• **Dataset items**
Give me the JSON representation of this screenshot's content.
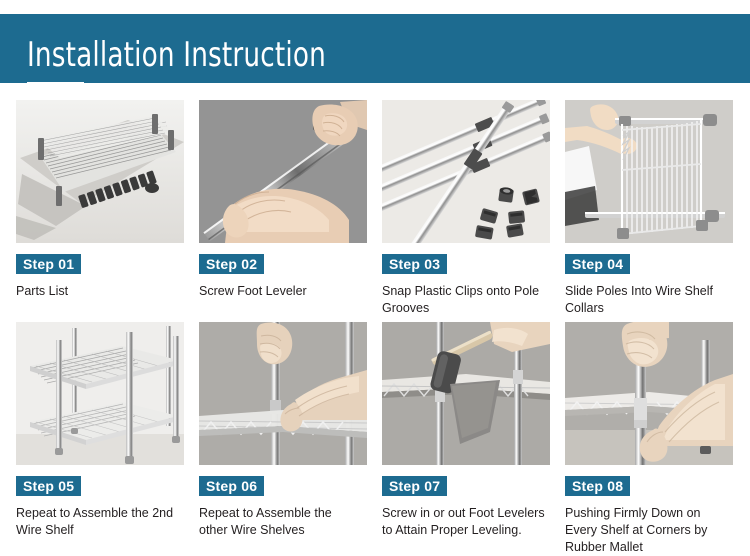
{
  "header": {
    "title": "Installation Instruction",
    "background_color": "#1d6b90",
    "text_color": "#ffffff"
  },
  "theme": {
    "accent_color": "#1d6b90",
    "badge_text_color": "#ffffff",
    "caption_color": "#231f20",
    "page_background": "#ffffff"
  },
  "steps": [
    {
      "badge": "Step 01",
      "caption": "Parts List",
      "image_name": "parts-list-photo",
      "image_alt": "Stacked chrome wire shelves lying flat on cardboard with a row of black plastic clips beside them"
    },
    {
      "badge": "Step 02",
      "caption": "Screw Foot Leveler",
      "image_name": "screw-foot-leveler-photo",
      "image_alt": "Two hands screwing a foot leveler onto the end of a chrome pole"
    },
    {
      "badge": "Step 03",
      "caption": "Snap Plastic Clips onto Pole Grooves",
      "image_name": "snap-plastic-clips-photo",
      "image_alt": "Four chrome poles with dark plastic clips attached and loose clips nearby"
    },
    {
      "badge": "Step 04",
      "caption": " Slide Poles Into Wire Shelf Collars",
      "image_name": "slide-poles-photo",
      "image_alt": "A person sliding poles into the corner collars of an upright wire shelf"
    },
    {
      "badge": "Step 05",
      "caption": "Repeat to Assemble the 2nd Wire Shelf",
      "image_name": "second-wire-shelf-photo",
      "image_alt": "Assembled two tier chrome wire shelving unit"
    },
    {
      "badge": "Step 06",
      "caption": "Repeat to Assemble the other Wire Shelves",
      "image_name": "other-wire-shelves-photo",
      "image_alt": "Two hands guiding a wire shelf down over the vertical poles"
    },
    {
      "badge": "Step 07",
      "caption": "Screw in or out Foot Levelers to Attain Proper Leveling.",
      "image_name": "foot-leveler-adjust-photo",
      "image_alt": "A rubber mallet tapping a shelf collar on a chrome pole"
    },
    {
      "badge": "Step 08",
      "caption": "Pushing Firmly Down on Every Shelf at Corners by Rubber Mallet",
      "image_name": "push-down-shelf-photo",
      "image_alt": "Hands pushing firmly down on the corner of a wire shelf"
    }
  ]
}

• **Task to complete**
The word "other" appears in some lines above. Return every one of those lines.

• **Finished exercise**
      "caption": "Repeat to Assemble the other Wire Shelves",
      "image_name": "other-wire-shelves-photo",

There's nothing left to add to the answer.